Most restaurants still offer nothing but fruit for a sweet plate after dinner for customers trying to watch their sugar intake. Menus often highlight gluten-free options for most courses along with vegetarian and vegan options, although it is estimated that only 1 percent of Americans have true celiac disease, and perhaps up to 7 percent may be gluten sensitive (3), while an estimated 3 percent of Americans choose to be vegetarians, and less than one quarter of those are vegan (4,5).
In contrast, I have never seen a menu highlighting diabetic, low-sugar options for main courses or desserts. Diabetic diet awareness goes beyond desserts, as common items like tomato sauces and other sauces often have high sugar content—but they need not be so! My wife makes an exceptional low-sugar tomato sauce that would stand up in any restaurant dish.
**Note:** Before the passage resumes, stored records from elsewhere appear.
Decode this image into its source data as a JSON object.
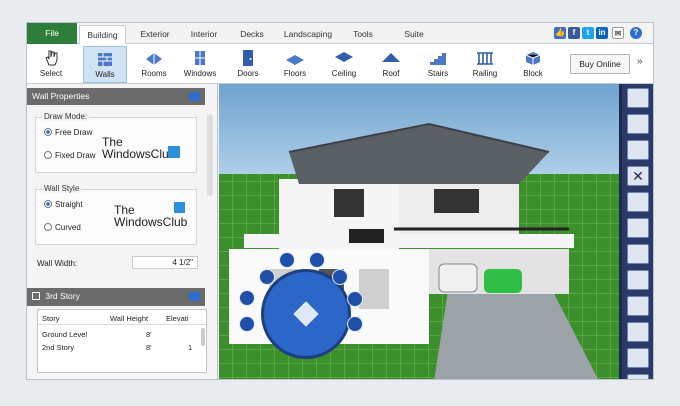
{
  "tabs": [
    "File",
    "Building",
    "Exterior",
    "Interior",
    "Decks",
    "Landscaping",
    "Tools",
    "Suite"
  ],
  "social": [
    "like-icon",
    "facebook-icon",
    "twitter-icon",
    "linkedin-icon",
    "email-icon",
    "help-icon"
  ],
  "ribbon": {
    "items": [
      {
        "label": "Select",
        "icon": "hand-pointer-icon"
      },
      {
        "label": "Walls",
        "icon": "walls-icon"
      },
      {
        "label": "Rooms",
        "icon": "rooms-icon"
      },
      {
        "label": "Windows",
        "icon": "windows-icon"
      },
      {
        "label": "Doors",
        "icon": "doors-icon"
      },
      {
        "label": "Floors",
        "icon": "floors-icon"
      },
      {
        "label": "Ceiling",
        "icon": "ceiling-icon"
      },
      {
        "label": "Roof",
        "icon": "roof-icon"
      },
      {
        "label": "Stairs",
        "icon": "stairs-icon"
      },
      {
        "label": "Railing",
        "icon": "railing-icon"
      },
      {
        "label": "Block",
        "icon": "block-icon"
      }
    ],
    "buy_label": "Buy Online",
    "more": "»"
  },
  "wall_properties": {
    "title": "Wall Properties",
    "draw_mode": {
      "title": "Draw Mode:",
      "options": [
        "Free Draw",
        "Fixed Draw"
      ]
    },
    "wall_style": {
      "title": "Wall Style",
      "options": [
        "Straight",
        "Curved"
      ]
    },
    "watermark": {
      "line1": "The",
      "line2": "WindowsClub"
    },
    "wall_width": {
      "label": "Wall Width:",
      "value": "4 1/2\""
    }
  },
  "story_panel": {
    "title": "3rd Story",
    "headers": [
      "Story",
      "Wall Height",
      "Elevati"
    ],
    "rows": [
      [
        "Ground Level",
        "8'",
        ""
      ],
      [
        "2nd Story",
        "8'",
        "1"
      ]
    ]
  },
  "view_toolbar": [
    "hand-icon",
    "undo-icon",
    "redo-icon",
    "close-icon",
    "page-icon",
    "box-view-icon",
    "terrain-icon",
    "compass-icon",
    "layers-icon",
    "grid-icon",
    "magnet-icon",
    "settings-icon"
  ]
}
Restaurants should remember that diabetes is not a choice, but a medical condition that has serious health consequences if not addressed.
Perhaps it is time for a collaborative effort to address the disconnect between restaurant offerings and the high prevalence of diabetes in the United States. As restauranteurs and chefs become more aware of the numbers of diabetics who must limit their choices from today’s menus, I hope they will begin to identify recipes that extend the options for healthy, high-quality, low-sugar options for the more than 1 in 10 Americans that need them.
They would be helping diabetics find eating out less of a challenge, while increasing potential patronage of venues who pay attention to these needs and contributing to a healthier population. And who knows, maybe having such options and a few diabetic-friendly desserts would result in more people—both the diabetic and their dining companions—ordering another course, a couple of cups of coffee, or even an after-dinner drink, instead of declining so as not to make one diner feel uncomfortable.
Let’s have California restaurants help lead the way.